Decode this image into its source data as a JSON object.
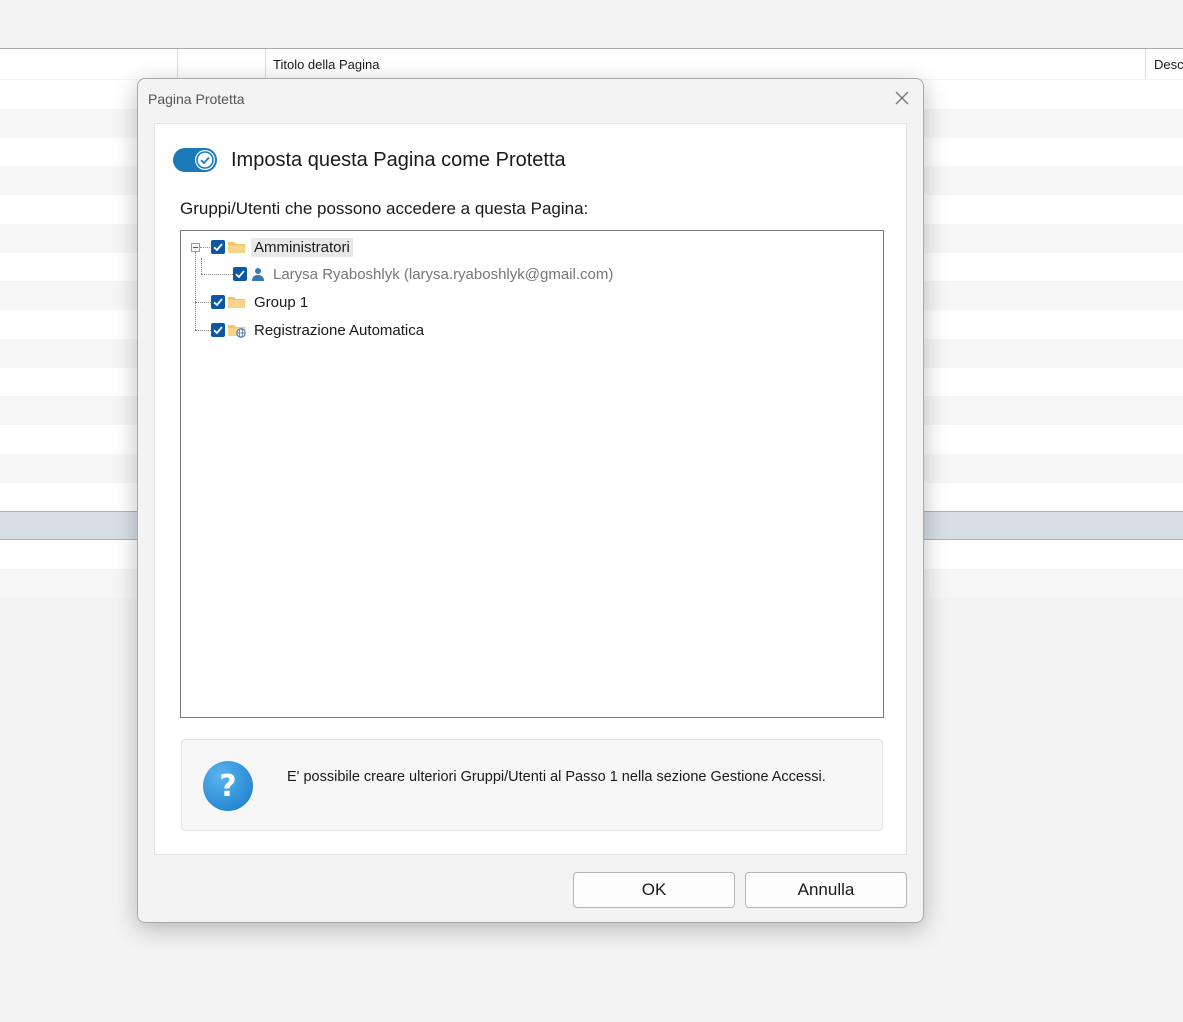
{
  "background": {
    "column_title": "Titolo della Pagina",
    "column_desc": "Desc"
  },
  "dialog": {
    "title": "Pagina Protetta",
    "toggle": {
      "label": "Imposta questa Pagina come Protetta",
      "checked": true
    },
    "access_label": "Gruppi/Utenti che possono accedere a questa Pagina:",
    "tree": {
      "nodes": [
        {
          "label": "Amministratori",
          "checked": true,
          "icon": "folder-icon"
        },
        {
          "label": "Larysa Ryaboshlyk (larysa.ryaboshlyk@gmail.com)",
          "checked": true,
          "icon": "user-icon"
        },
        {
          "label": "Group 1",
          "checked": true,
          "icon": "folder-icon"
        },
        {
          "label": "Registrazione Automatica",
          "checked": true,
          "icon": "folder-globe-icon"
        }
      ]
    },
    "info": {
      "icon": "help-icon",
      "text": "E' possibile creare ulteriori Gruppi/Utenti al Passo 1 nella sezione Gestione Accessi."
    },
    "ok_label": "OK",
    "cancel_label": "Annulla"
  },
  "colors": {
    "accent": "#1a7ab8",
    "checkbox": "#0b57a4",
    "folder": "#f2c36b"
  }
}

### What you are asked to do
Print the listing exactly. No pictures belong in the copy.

### Task output
Decode this image into its source data as a JSON object.
{
  "background": {
    "column_title": "Titolo della Pagina",
    "column_desc": "Desc"
  },
  "dialog": {
    "title": "Pagina Protetta",
    "toggle": {
      "label": "Imposta questa Pagina come Protetta",
      "checked": true
    },
    "access_label": "Gruppi/Utenti che possono accedere a questa Pagina:",
    "tree": {
      "nodes": [
        {
          "label": "Amministratori",
          "checked": true,
          "icon": "folder-icon"
        },
        {
          "label": "Larysa Ryaboshlyk (larysa.ryaboshlyk@gmail.com)",
          "checked": true,
          "icon": "user-icon"
        },
        {
          "label": "Group 1",
          "checked": true,
          "icon": "folder-icon"
        },
        {
          "label": "Registrazione Automatica",
          "checked": true,
          "icon": "folder-globe-icon"
        }
      ]
    },
    "info": {
      "icon": "help-icon",
      "text": "E' possibile creare ulteriori Gruppi/Utenti al Passo 1 nella sezione Gestione Accessi."
    },
    "ok_label": "OK",
    "cancel_label": "Annulla"
  },
  "colors": {
    "accent": "#1a7ab8",
    "checkbox": "#0b57a4",
    "folder": "#f2c36b"
  }
}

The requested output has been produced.